WordPress 3.7: What’s New?
WordPress version 3.7 was released on October 24, 2013. It’s a great release for a number of reasons, but there’s one new feature that can cause issues if not properly handled.
Upgrades the Old Way
Prior to WordPress 3.7, upgrading your install of WordPress involved logging in to your WP admin, clicking upgrade, and watching while your site was upgraded. Generally this works quite well and it’s a great thing to do if you’re running a small site or blog. On the other hand, sometimes the upgrade doesn’t quite work – usually this is a result of plugins that aren’t upgraded or custom code that uses functions which have been deprecated (removed). When this happens, at best it can cause a few minor issues with your site and at worst it can knock the entire site offline or cause data loss.
The Way of the Future
With WordPress 3.7, the manual task of logging in to upgrade your site is no longer required. In 3.7, WordPress has debuted automatic upgrades. This means that if you upgraded your site to version 3.7, it was automatically updated to 3.7.1 when that was released (October 29, 2013). If WordPress releases version 3.7.2, then it will be automatically updated to that version as well.*

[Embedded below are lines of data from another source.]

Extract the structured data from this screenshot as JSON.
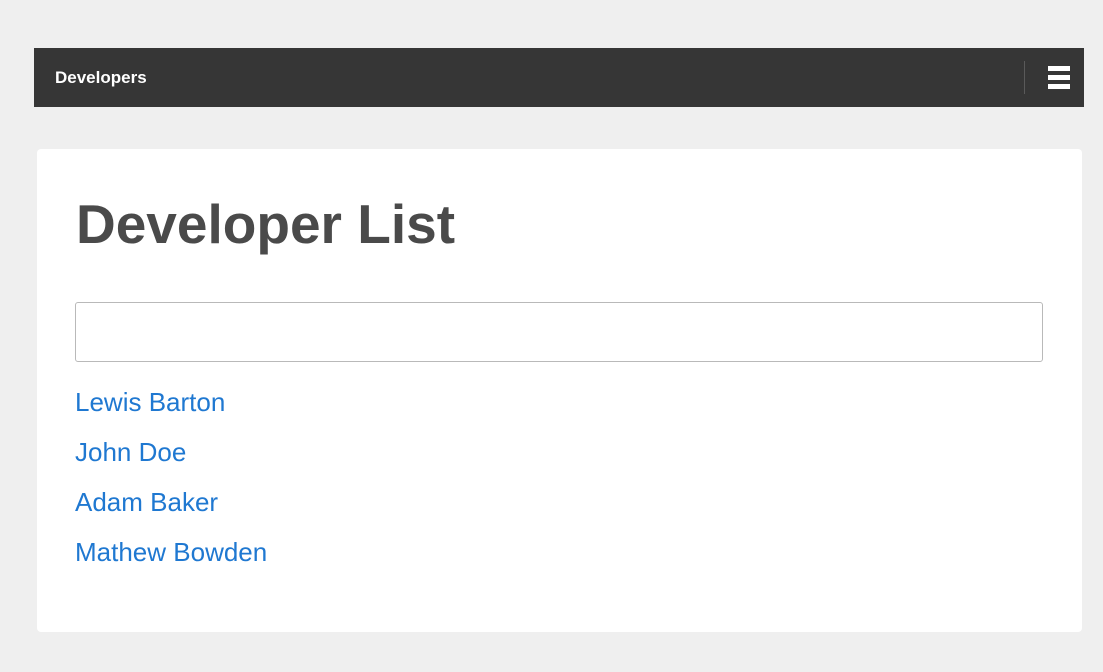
{
  "navbar": {
    "title": "Developers",
    "menu_icon": "hamburger-menu-icon"
  },
  "main": {
    "title": "Developer List",
    "search": {
      "value": "",
      "placeholder": ""
    },
    "developers": [
      "Lewis Barton",
      "John Doe",
      "Adam Baker",
      "Mathew Bowden"
    ]
  },
  "colors": {
    "navbar_bg": "#363636",
    "page_bg": "#efefef",
    "link": "#1f78d1",
    "title": "#4a4a4a"
  }
}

So what’s the big deal?
This is where the problem comes in – when automatic upgrades work like they should, everything works out fine. However, when they don’t, then chaos can ensue. Now to be fair to WordPress, the issues we’ve seen with site upgrades have rarely (maybe never?) been caused by WordPress core itself, generally plugin code and/or custom code are the culprit. Still, this is why we usually recommend doing a full backup of your site files and database, then testing the upgrade on a dev site, then deploying the upgrade to the live site.
What about disabling auto-updates?
Automatic updates can be disabled, there’s a great post on the WordPress blog explaining how that works. As that post states, there are a few cases where you’d want to disable automatic updates – if your site is managed via version control or if you have a large complex install. Some web hosts are also not compatible with automatic updates, so you’d want to disable them there as well.
What do I tell my clients to do?
The short answer is “it depends.” If you’re comfortable doing your own WordPress upgrades on a development server or if you manage your site via version control, then disabling automatic updates is fine. You’ll probably also want to disable them if you run a large complex site – though if you do that you probably already have a development team to manage the site. For everyone else, we highly recommend leaving automatic updates enabled but also running a great backup system so that you get daily backups of your site. Something like VaultPress is a great option. With a backup system in place, you can be confident knowing that even if something goes wrong during the upgrade, you’ll still have a backup of your site that you can deploy to get things up and running again.
If you have questions or need help with your site, feel free to contact us.
* Currently automatic upgrades are for minor versions only, 3.7.1 to 3.7.2, but there’s talk of doing major version upgrades in the future – 3.7 to 3.8.